Task item: What is needed is the full set of records, word for word, with no pictures.

Provided data:
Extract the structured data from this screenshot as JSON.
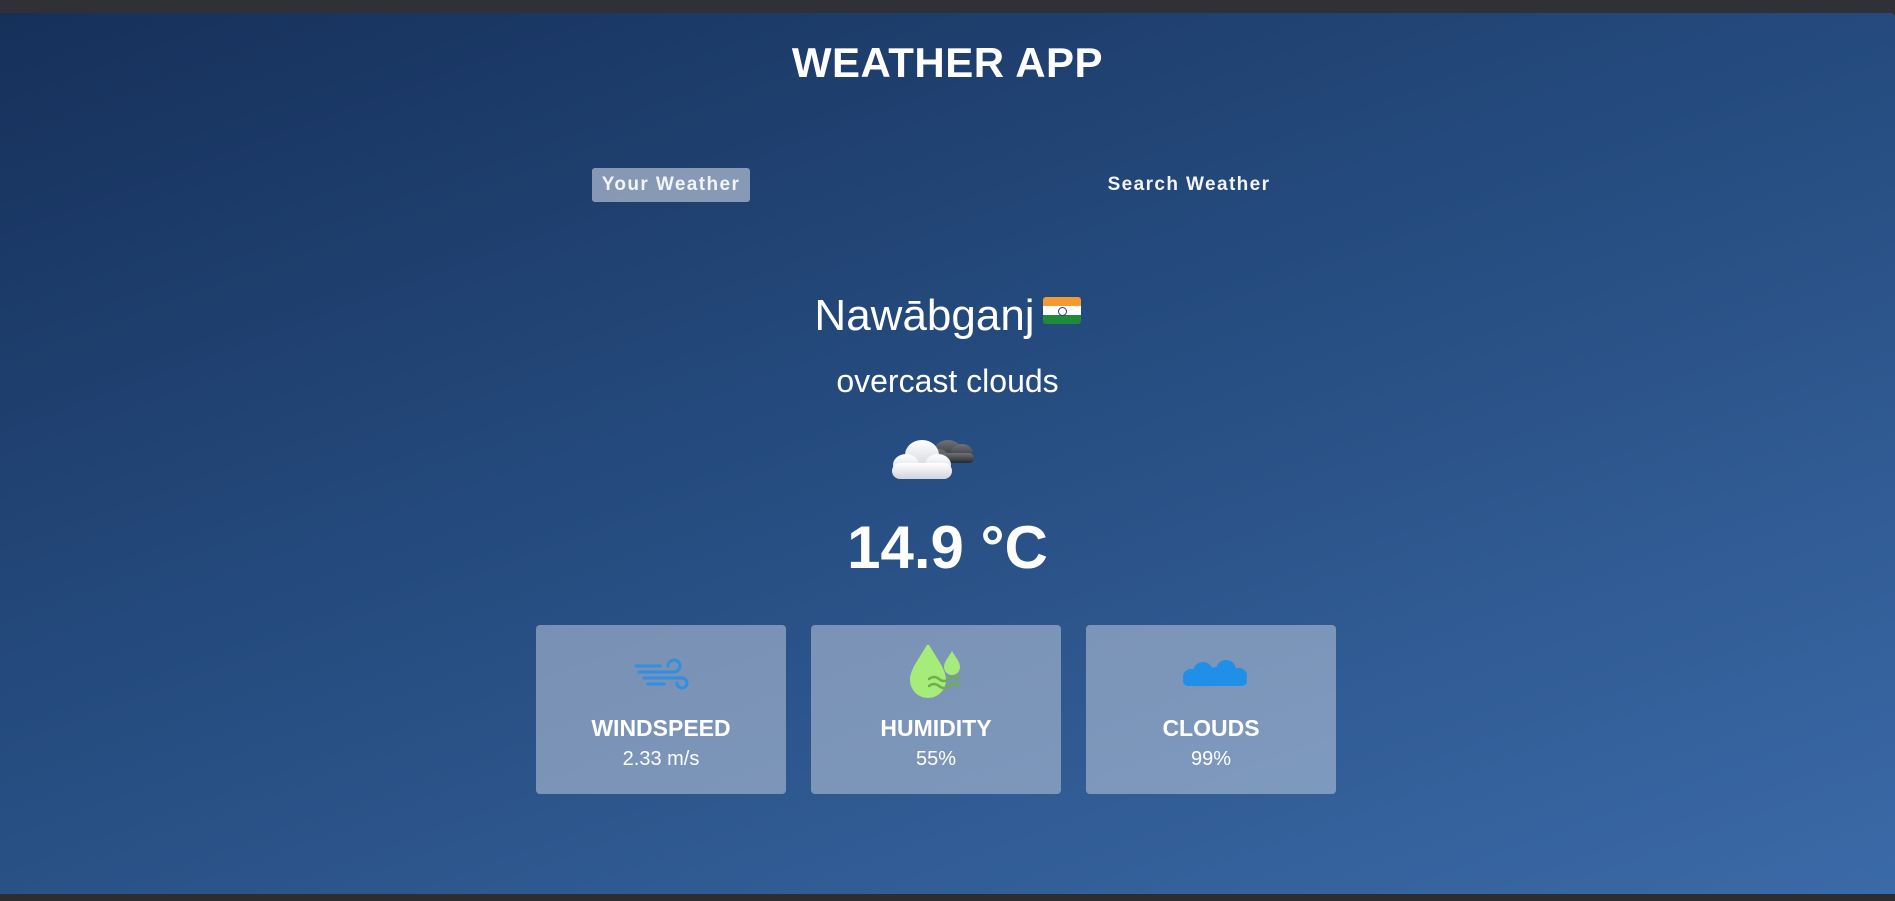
{
  "app": {
    "title": "WEATHER APP"
  },
  "tabs": [
    {
      "label": "Your Weather",
      "active": true
    },
    {
      "label": "Search Weather",
      "active": false
    }
  ],
  "weather": {
    "city": "Nawābganj",
    "country_flag": "india-flag-icon",
    "description": "overcast clouds",
    "condition_icon": "overcast-clouds-icon",
    "temperature": "14.9 °C"
  },
  "stats": [
    {
      "label": "WINDSPEED",
      "value": "2.33 m/s",
      "icon": "wind-icon",
      "color": "#2f8fe0"
    },
    {
      "label": "HUMIDITY",
      "value": "55%",
      "icon": "humidity-drop-icon",
      "color": "#a6ec7a"
    },
    {
      "label": "CLOUDS",
      "value": "99%",
      "icon": "cloud-icon",
      "color": "#1f8fe8"
    }
  ],
  "colors": {
    "background_top": "#16305a",
    "background_bottom": "#3b6aa8",
    "card_background": "#c8d2e4",
    "text": "#ffffff"
  }
}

Your response:
Extract the structured data from this screenshot as JSON.
{
  "app": {
    "title": "WEATHER APP"
  },
  "tabs": [
    {
      "label": "Your Weather",
      "active": true
    },
    {
      "label": "Search Weather",
      "active": false
    }
  ],
  "weather": {
    "city": "Nawābganj",
    "country_flag": "india-flag-icon",
    "description": "overcast clouds",
    "condition_icon": "overcast-clouds-icon",
    "temperature": "14.9 °C"
  },
  "stats": [
    {
      "label": "WINDSPEED",
      "value": "2.33 m/s",
      "icon": "wind-icon",
      "color": "#2f8fe0"
    },
    {
      "label": "HUMIDITY",
      "value": "55%",
      "icon": "humidity-drop-icon",
      "color": "#a6ec7a"
    },
    {
      "label": "CLOUDS",
      "value": "99%",
      "icon": "cloud-icon",
      "color": "#1f8fe8"
    }
  ],
  "colors": {
    "background_top": "#16305a",
    "background_bottom": "#3b6aa8",
    "card_background": "#c8d2e4",
    "text": "#ffffff"
  }
}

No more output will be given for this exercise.